:: PROBLEM REQUIREMENTS ::
The data below is to be set down exactly.

Items listed in a dataset
★ ★ ★ ★

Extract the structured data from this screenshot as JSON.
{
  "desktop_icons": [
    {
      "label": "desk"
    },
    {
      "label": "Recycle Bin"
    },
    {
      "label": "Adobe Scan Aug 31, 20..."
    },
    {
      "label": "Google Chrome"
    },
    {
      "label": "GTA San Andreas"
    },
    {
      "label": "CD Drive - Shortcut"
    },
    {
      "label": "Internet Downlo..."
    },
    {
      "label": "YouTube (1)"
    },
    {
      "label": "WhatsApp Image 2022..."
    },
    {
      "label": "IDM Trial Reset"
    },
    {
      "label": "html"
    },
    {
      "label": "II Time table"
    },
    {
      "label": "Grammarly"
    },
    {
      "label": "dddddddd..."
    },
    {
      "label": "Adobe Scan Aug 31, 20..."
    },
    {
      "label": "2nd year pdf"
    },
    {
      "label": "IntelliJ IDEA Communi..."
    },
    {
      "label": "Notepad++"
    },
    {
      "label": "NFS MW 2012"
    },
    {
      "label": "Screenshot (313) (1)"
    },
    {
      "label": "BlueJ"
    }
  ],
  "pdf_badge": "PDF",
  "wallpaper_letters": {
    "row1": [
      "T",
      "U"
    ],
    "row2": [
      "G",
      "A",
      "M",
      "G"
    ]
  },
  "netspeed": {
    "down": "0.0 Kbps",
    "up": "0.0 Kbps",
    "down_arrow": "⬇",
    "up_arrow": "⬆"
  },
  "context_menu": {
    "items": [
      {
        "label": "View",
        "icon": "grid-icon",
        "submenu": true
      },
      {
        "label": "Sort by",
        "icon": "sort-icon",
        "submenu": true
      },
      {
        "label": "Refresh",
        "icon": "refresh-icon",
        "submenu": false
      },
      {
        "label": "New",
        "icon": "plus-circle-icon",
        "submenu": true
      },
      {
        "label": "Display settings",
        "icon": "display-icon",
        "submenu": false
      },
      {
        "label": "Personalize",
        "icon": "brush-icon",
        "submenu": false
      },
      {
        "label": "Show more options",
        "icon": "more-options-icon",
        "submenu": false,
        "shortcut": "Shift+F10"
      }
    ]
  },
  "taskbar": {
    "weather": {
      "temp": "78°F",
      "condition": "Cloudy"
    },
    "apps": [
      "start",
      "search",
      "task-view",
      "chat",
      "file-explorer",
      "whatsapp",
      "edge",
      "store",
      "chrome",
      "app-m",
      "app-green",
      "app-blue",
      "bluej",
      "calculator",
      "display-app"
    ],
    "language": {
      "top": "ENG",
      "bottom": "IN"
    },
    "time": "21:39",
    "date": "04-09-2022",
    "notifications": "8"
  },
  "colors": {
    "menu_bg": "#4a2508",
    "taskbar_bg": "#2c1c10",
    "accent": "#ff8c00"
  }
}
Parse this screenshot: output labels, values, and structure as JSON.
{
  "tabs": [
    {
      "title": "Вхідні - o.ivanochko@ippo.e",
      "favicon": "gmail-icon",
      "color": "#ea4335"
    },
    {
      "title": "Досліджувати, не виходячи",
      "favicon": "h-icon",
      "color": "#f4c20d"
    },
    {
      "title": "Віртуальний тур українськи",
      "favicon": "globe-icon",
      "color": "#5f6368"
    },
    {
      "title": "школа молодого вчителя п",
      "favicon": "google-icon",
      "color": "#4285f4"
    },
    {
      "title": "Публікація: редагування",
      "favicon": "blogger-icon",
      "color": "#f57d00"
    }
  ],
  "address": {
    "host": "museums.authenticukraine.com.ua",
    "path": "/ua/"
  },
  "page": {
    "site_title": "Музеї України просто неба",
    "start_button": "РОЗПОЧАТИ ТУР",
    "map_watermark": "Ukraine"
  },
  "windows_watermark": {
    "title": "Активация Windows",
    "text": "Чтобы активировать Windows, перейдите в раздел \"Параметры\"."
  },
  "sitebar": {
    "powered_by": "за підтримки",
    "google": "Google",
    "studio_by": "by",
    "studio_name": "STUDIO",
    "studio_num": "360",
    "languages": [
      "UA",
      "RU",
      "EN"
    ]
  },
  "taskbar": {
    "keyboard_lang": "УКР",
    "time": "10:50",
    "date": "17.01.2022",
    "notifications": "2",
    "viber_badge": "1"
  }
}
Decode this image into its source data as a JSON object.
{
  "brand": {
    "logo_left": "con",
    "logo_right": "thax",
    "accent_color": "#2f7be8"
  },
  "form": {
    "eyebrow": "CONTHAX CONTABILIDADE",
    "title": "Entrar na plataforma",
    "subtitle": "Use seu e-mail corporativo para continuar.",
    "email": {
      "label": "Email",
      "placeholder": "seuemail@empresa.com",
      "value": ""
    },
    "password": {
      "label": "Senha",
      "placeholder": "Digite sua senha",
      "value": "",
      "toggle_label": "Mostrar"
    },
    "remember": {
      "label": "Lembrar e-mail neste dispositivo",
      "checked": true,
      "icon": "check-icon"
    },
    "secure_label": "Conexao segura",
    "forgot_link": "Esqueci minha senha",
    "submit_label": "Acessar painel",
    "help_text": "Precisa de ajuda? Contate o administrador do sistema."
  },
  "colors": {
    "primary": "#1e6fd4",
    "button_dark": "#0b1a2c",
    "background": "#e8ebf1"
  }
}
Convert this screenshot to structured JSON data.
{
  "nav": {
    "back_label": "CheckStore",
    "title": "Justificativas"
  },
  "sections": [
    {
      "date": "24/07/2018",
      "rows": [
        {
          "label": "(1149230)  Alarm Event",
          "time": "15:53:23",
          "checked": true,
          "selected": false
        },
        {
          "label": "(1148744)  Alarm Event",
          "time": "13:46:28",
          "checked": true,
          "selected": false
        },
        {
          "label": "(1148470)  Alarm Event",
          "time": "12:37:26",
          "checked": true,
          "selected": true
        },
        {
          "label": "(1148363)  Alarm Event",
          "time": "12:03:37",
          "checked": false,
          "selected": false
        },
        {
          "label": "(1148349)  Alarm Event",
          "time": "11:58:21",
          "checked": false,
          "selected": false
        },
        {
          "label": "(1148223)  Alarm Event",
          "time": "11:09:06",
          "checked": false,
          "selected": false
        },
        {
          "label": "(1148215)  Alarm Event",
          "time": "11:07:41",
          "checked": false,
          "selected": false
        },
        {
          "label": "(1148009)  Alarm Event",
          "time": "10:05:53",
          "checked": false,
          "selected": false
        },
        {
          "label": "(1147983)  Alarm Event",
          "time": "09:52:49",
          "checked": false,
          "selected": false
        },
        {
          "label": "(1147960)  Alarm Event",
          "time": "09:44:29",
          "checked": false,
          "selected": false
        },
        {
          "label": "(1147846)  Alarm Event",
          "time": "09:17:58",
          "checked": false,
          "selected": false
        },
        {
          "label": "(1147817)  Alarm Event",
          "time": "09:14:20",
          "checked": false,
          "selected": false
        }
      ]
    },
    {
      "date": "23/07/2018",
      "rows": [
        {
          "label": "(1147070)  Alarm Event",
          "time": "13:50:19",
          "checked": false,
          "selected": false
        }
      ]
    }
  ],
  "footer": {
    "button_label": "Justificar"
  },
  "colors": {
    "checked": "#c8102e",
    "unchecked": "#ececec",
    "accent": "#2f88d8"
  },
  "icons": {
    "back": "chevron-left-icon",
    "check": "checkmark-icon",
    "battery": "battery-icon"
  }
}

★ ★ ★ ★

:: EXERCISE RESULT ::
Extract the structured data from this screenshot as JSON.
{
  "desktop_icons": [
    {
      "label": "desk"
    },
    {
      "label": "Recycle Bin"
    },
    {
      "label": "Adobe Scan Aug 31, 20..."
    },
    {
      "label": "Google Chrome"
    },
    {
      "label": "GTA San Andreas"
    },
    {
      "label": "CD Drive - Shortcut"
    },
    {
      "label": "Internet Downlo..."
    },
    {
      "label": "YouTube (1)"
    },
    {
      "label": "WhatsApp Image 2022..."
    },
    {
      "label": "IDM Trial Reset"
    },
    {
      "label": "html"
    },
    {
      "label": "II Time table"
    },
    {
      "label": "Grammarly"
    },
    {
      "label": "dddddddd..."
    },
    {
      "label": "Adobe Scan Aug 31, 20..."
    },
    {
      "label": "2nd year pdf"
    },
    {
      "label": "IntelliJ IDEA Communi..."
    },
    {
      "label": "Notepad++"
    },
    {
      "label": "NFS MW 2012"
    },
    {
      "label": "Screenshot (313) (1)"
    },
    {
      "label": "BlueJ"
    }
  ],
  "pdf_badge": "PDF",
  "wallpaper_letters": {
    "row1": [
      "T",
      "U"
    ],
    "row2": [
      "G",
      "A",
      "M",
      "G"
    ]
  },
  "netspeed": {
    "down": "0.0 Kbps",
    "up": "0.0 Kbps",
    "down_arrow": "⬇",
    "up_arrow": "⬆"
  },
  "context_menu": {
    "items": [
      {
        "label": "View",
        "icon": "grid-icon",
        "submenu": true
      },
      {
        "label": "Sort by",
        "icon": "sort-icon",
        "submenu": true
      },
      {
        "label": "Refresh",
        "icon": "refresh-icon",
        "submenu": false
      },
      {
        "label": "New",
        "icon": "plus-circle-icon",
        "submenu": true
      },
      {
        "label": "Display settings",
        "icon": "display-icon",
        "submenu": false
      },
      {
        "label": "Personalize",
        "icon": "brush-icon",
        "submenu": false
      },
      {
        "label": "Show more options",
        "icon": "more-options-icon",
        "submenu": false,
        "shortcut": "Shift+F10"
      }
    ]
  },
  "taskbar": {
    "weather": {
      "temp": "78°F",
      "condition": "Cloudy"
    },
    "apps": [
      "start",
      "search",
      "task-view",
      "chat",
      "file-explorer",
      "whatsapp",
      "edge",
      "store",
      "chrome",
      "app-m",
      "app-green",
      "app-blue",
      "bluej",
      "calculator",
      "display-app"
    ],
    "language": {
      "top": "ENG",
      "bottom": "IN"
    },
    "time": "21:39",
    "date": "04-09-2022",
    "notifications": "8"
  },
  "colors": {
    "menu_bg": "#4a2508",
    "taskbar_bg": "#2c1c10",
    "accent": "#ff8c00"
  }
}
Parse this screenshot: output labels, values, and structure as JSON.
{
  "tabs": [
    {
      "title": "Вхідні - o.ivanochko@ippo.e",
      "favicon": "gmail-icon",
      "color": "#ea4335"
    },
    {
      "title": "Досліджувати, не виходячи",
      "favicon": "h-icon",
      "color": "#f4c20d"
    },
    {
      "title": "Віртуальний тур українськи",
      "favicon": "globe-icon",
      "color": "#5f6368"
    },
    {
      "title": "школа молодого вчителя п",
      "favicon": "google-icon",
      "color": "#4285f4"
    },
    {
      "title": "Публікація: редагування",
      "favicon": "blogger-icon",
      "color": "#f57d00"
    }
  ],
  "address": {
    "host": "museums.authenticukraine.com.ua",
    "path": "/ua/"
  },
  "page": {
    "site_title": "Музеї України просто неба",
    "start_button": "РОЗПОЧАТИ ТУР",
    "map_watermark": "Ukraine"
  },
  "windows_watermark": {
    "title": "Активация Windows",
    "text": "Чтобы активировать Windows, перейдите в раздел \"Параметры\"."
  },
  "sitebar": {
    "powered_by": "за підтримки",
    "google": "Google",
    "studio_by": "by",
    "studio_name": "STUDIO",
    "studio_num": "360",
    "languages": [
      "UA",
      "RU",
      "EN"
    ]
  },
  "taskbar": {
    "keyboard_lang": "УКР",
    "time": "10:50",
    "date": "17.01.2022",
    "notifications": "2",
    "viber_badge": "1"
  }
}
Decode this image into its source data as a JSON object.
{
  "brand": {
    "logo_left": "con",
    "logo_right": "thax",
    "accent_color": "#2f7be8"
  },
  "form": {
    "eyebrow": "CONTHAX CONTABILIDADE",
    "title": "Entrar na plataforma",
    "subtitle": "Use seu e-mail corporativo para continuar.",
    "email": {
      "label": "Email",
      "placeholder": "seuemail@empresa.com",
      "value": ""
    },
    "password": {
      "label": "Senha",
      "placeholder": "Digite sua senha",
      "value": "",
      "toggle_label": "Mostrar"
    },
    "remember": {
      "label": "Lembrar e-mail neste dispositivo",
      "checked": true,
      "icon": "check-icon"
    },
    "secure_label": "Conexao segura",
    "forgot_link": "Esqueci minha senha",
    "submit_label": "Acessar painel",
    "help_text": "Precisa de ajuda? Contate o administrador do sistema."
  },
  "colors": {
    "primary": "#1e6fd4",
    "button_dark": "#0b1a2c",
    "background": "#e8ebf1"
  }
}
Convert this screenshot to structured JSON data.
{
  "nav": {
    "back_label": "CheckStore",
    "title": "Justificativas"
  },
  "sections": [
    {
      "date": "24/07/2018",
      "rows": [
        {
          "label": "(1149230)  Alarm Event",
          "time": "15:53:23",
          "checked": true,
          "selected": false
        },
        {
          "label": "(1148744)  Alarm Event",
          "time": "13:46:28",
          "checked": true,
          "selected": false
        },
        {
          "label": "(1148470)  Alarm Event",
          "time": "12:37:26",
          "checked": true,
          "selected": true
        },
        {
          "label": "(1148363)  Alarm Event",
          "time": "12:03:37",
          "checked": false,
          "selected": false
        },
        {
          "label": "(1148349)  Alarm Event",
          "time": "11:58:21",
          "checked": false,
          "selected": false
        },
        {
          "label": "(1148223)  Alarm Event",
          "time": "11:09:06",
          "checked": false,
          "selected": false
        },
        {
          "label": "(1148215)  Alarm Event",
          "time": "11:07:41",
          "checked": false,
          "selected": false
        },
        {
          "label": "(1148009)  Alarm Event",
          "time": "10:05:53",
          "checked": false,
          "selected": false
        },
        {
          "label": "(1147983)  Alarm Event",
          "time": "09:52:49",
          "checked": false,
          "selected": false
        },
        {
          "label": "(1147960)  Alarm Event",
          "time": "09:44:29",
          "checked": false,
          "selected": false
        },
        {
          "label": "(1147846)  Alarm Event",
          "time": "09:17:58",
          "checked": false,
          "selected": false
        },
        {
          "label": "(1147817)  Alarm Event",
          "time": "09:14:20",
          "checked": false,
          "selected": false
        }
      ]
    },
    {
      "date": "23/07/2018",
      "rows": [
        {
          "label": "(1147070)  Alarm Event",
          "time": "13:50:19",
          "checked": false,
          "selected": false
        }
      ]
    }
  ],
  "footer": {
    "button_label": "Justificar"
  },
  "colors": {
    "checked": "#c8102e",
    "unchecked": "#ececec",
    "accent": "#2f88d8"
  },
  "icons": {
    "back": "chevron-left-icon",
    "check": "checkmark-icon",
    "battery": "battery-icon"
  }
}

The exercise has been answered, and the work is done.